Activity —
Please copy out every line in the records below that includes the word "Designs".

Data about app and page elements —
====

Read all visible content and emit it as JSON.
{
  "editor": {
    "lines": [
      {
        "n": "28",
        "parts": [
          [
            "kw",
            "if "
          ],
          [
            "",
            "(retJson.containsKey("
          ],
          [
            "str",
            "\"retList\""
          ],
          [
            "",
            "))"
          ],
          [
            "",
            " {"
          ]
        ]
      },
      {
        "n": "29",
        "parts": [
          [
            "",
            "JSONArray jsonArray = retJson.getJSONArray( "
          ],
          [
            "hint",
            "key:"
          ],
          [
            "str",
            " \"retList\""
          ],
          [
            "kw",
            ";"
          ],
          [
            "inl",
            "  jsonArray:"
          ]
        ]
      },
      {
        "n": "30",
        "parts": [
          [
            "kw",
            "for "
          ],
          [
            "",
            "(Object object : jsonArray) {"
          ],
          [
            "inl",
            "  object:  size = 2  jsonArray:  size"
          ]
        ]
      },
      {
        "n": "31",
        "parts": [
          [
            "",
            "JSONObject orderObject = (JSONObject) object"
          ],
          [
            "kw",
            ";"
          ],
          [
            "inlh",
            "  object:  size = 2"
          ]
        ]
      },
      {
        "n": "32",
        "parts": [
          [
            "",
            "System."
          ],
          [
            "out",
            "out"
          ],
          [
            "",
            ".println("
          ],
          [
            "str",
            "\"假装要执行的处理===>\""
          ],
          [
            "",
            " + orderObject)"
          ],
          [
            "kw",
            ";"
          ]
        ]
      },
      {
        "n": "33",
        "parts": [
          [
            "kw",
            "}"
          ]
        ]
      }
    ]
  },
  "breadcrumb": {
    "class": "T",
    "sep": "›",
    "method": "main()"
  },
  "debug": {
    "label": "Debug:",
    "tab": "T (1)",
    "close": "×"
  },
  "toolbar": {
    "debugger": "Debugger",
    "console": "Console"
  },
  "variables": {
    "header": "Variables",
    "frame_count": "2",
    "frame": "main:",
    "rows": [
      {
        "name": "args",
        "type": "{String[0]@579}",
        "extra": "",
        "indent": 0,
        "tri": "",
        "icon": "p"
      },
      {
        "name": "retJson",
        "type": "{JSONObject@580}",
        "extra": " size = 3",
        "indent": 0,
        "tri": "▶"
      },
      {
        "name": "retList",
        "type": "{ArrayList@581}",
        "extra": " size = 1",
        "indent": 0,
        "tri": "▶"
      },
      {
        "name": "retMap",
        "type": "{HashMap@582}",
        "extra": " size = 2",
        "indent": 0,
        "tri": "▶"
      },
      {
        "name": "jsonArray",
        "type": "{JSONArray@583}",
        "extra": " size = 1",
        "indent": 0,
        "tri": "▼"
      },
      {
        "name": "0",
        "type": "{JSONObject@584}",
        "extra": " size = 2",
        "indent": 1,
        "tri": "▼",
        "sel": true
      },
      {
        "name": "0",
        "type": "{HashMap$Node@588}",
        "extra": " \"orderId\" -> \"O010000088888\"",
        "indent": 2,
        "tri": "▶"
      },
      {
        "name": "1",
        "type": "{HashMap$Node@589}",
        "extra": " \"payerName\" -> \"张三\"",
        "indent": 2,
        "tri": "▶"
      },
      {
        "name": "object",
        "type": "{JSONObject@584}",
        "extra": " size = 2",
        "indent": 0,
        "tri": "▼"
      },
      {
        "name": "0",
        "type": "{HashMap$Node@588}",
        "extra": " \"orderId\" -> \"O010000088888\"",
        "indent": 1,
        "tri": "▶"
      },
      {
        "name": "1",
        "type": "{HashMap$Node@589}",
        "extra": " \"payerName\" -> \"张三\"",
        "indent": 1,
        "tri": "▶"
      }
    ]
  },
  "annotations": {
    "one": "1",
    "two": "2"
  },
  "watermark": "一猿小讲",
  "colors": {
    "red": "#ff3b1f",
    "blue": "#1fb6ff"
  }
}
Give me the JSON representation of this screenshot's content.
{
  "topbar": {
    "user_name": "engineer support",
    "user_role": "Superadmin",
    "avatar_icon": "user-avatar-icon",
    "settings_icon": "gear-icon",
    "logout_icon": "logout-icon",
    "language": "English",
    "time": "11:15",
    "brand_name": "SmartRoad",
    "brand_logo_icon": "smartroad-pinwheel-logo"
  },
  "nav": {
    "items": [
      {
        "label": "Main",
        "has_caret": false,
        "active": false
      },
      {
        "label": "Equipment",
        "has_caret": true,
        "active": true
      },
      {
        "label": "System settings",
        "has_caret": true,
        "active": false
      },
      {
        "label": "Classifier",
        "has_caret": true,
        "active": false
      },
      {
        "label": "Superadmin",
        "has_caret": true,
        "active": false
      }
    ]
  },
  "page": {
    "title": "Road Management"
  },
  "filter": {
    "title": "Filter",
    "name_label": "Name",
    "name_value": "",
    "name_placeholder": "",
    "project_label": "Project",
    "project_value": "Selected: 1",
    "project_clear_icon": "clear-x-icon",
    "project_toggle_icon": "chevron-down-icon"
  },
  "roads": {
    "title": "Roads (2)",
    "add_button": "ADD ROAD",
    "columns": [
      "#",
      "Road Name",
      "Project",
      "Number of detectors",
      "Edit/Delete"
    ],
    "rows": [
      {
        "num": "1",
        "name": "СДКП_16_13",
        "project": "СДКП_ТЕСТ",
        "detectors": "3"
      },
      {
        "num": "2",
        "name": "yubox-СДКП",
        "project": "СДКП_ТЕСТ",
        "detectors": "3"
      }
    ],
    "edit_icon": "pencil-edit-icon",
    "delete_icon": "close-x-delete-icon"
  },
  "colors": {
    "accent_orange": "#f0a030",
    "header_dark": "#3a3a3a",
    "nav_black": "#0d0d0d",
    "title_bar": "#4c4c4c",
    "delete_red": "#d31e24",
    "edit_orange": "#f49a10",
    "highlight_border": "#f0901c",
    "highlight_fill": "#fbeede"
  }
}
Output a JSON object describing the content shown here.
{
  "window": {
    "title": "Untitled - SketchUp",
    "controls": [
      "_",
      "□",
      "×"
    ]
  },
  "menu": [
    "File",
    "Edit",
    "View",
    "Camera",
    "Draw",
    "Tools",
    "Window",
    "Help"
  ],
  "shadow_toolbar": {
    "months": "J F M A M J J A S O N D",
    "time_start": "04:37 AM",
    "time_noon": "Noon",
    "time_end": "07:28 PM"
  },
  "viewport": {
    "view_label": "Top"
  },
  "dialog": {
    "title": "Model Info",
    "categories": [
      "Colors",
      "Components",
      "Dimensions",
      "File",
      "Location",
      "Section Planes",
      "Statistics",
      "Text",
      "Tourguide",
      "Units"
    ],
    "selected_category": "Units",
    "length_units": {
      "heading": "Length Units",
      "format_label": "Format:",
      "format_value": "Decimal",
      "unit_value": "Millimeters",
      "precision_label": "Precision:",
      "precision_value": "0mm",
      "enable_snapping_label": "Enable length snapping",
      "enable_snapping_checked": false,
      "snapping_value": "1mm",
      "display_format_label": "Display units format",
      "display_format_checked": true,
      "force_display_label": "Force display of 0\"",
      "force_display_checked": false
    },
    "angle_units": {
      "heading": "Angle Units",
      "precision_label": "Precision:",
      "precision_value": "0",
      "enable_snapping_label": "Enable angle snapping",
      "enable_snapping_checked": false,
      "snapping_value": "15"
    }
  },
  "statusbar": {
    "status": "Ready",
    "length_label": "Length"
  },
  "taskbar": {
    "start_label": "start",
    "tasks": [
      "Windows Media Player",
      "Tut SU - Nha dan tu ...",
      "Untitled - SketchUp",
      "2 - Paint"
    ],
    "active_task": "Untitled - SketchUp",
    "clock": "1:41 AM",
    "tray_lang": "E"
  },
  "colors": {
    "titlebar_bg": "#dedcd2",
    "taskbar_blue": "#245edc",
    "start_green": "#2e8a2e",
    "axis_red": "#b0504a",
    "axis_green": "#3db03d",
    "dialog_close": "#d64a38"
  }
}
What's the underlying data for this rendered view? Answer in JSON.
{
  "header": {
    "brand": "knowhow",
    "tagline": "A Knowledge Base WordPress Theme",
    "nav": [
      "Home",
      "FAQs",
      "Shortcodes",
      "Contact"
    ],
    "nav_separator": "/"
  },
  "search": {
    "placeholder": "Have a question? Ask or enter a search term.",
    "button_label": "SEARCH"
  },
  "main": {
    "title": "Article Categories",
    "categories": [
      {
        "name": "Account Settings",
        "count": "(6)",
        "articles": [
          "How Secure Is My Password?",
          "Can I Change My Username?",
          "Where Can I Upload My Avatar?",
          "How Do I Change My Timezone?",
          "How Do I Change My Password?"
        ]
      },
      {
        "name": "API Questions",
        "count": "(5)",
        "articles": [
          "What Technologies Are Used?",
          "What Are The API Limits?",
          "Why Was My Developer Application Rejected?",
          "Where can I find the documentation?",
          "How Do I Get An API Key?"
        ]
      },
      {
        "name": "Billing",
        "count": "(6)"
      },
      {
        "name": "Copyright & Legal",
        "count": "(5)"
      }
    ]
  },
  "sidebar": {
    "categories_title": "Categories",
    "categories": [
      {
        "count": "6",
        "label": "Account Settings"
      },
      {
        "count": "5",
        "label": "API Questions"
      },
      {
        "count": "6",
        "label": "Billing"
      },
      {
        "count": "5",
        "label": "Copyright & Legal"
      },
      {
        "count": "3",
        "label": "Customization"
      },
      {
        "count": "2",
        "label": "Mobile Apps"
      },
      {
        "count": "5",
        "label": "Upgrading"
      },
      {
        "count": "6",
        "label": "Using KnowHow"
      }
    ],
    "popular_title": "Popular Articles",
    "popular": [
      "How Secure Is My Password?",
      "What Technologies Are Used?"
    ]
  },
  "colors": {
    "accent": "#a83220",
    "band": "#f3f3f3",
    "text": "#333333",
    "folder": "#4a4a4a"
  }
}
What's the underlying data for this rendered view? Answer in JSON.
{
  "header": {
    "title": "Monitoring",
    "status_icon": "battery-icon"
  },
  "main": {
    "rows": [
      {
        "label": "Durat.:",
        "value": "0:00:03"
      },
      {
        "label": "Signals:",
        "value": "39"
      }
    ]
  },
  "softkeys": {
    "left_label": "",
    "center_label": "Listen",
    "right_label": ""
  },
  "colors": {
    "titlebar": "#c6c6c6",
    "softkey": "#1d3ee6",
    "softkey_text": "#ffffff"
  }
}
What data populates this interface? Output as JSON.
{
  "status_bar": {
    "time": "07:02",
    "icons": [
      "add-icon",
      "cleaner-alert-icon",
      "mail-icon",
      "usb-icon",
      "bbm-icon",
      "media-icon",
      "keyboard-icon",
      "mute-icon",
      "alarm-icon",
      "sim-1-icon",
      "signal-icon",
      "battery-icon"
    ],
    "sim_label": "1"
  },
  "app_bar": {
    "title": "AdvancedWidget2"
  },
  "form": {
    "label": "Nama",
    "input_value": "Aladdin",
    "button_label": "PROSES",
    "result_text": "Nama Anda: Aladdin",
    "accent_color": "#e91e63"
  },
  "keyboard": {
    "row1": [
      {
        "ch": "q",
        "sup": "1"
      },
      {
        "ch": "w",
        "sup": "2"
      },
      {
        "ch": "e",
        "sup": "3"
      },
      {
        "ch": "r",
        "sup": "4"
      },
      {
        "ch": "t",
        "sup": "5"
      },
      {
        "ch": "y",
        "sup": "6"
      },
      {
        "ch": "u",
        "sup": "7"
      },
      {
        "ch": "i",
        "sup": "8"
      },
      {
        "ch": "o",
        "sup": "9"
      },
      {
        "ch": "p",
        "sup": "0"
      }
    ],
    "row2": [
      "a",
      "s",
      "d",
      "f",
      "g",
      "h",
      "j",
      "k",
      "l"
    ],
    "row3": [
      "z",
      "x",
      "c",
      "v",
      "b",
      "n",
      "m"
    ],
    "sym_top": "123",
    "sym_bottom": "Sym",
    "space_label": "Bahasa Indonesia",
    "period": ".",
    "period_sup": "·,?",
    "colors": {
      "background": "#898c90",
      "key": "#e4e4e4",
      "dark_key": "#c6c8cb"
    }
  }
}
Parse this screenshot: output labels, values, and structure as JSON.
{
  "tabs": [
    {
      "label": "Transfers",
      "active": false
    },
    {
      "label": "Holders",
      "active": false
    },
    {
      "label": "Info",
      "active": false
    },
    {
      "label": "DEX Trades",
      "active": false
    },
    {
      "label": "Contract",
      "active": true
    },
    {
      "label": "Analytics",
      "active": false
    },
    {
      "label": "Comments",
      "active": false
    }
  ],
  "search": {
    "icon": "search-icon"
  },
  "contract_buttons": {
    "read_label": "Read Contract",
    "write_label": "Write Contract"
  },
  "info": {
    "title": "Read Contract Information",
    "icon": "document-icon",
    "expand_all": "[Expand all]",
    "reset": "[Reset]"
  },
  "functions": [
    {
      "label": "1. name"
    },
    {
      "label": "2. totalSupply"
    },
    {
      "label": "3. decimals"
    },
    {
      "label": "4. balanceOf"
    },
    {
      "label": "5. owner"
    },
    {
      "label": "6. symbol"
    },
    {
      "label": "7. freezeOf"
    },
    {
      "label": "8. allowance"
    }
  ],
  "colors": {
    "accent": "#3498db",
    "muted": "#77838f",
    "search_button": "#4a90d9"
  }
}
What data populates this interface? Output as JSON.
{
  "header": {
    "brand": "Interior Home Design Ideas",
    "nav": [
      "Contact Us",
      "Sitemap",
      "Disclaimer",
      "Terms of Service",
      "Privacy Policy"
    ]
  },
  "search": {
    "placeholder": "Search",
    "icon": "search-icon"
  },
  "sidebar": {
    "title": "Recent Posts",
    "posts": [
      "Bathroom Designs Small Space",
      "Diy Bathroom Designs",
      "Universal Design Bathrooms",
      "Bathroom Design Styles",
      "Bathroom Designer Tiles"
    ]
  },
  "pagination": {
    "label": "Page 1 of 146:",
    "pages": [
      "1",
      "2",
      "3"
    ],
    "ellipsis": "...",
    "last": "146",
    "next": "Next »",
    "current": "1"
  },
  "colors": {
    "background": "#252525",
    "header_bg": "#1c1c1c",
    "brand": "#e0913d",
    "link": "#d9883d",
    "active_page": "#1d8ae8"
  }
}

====

Task answer —
      "Bathroom Designs Small Space",
      "Diy Bathroom Designs",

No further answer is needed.